# [Your objective]
Every line of the entries below that carries the string "Модуль" should be copied.

■ ■ ■

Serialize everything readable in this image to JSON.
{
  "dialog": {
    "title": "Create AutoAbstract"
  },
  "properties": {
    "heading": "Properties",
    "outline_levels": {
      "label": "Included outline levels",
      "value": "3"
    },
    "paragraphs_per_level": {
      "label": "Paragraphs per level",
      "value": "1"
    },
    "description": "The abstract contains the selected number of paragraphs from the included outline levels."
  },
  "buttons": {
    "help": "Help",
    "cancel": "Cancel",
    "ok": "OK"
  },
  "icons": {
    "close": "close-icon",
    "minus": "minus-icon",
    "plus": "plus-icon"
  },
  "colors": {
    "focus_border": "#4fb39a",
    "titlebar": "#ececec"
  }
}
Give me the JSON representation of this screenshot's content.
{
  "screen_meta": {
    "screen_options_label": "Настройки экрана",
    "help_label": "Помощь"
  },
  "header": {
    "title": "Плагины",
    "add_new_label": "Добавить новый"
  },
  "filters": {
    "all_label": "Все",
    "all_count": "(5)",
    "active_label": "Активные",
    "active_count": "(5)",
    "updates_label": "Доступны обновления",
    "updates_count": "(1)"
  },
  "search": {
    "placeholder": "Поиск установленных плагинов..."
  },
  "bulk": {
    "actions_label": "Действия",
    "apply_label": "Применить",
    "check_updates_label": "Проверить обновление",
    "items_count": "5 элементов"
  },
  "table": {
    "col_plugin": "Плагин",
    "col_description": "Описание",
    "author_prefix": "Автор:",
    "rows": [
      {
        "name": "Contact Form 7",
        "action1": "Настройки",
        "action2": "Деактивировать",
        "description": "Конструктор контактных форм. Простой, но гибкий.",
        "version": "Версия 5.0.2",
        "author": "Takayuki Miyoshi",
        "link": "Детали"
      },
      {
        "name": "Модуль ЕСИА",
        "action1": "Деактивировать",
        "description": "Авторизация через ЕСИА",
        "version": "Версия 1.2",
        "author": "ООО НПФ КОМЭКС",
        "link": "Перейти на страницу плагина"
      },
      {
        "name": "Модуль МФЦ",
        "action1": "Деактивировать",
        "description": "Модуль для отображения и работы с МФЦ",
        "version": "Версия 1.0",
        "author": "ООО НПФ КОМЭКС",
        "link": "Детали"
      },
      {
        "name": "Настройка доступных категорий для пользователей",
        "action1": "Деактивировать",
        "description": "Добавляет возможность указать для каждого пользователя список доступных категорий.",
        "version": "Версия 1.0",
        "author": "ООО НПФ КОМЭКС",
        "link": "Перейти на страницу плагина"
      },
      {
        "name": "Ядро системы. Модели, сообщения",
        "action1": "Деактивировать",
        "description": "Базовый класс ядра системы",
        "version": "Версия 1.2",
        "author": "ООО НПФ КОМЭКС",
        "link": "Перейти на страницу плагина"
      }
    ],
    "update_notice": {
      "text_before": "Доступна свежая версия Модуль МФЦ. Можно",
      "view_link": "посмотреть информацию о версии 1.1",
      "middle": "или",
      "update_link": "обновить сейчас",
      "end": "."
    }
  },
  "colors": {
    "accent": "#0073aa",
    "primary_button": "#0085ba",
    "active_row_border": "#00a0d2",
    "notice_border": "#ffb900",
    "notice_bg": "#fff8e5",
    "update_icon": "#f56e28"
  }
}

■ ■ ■

# [Response]
        "name": "Модуль ЕСИА",
        "name": "Модуль МФЦ",
        "description": "Модуль для отображения и работы с МФЦ",
      "text_before": "Доступна свежая версия Модуль МФЦ. Можно",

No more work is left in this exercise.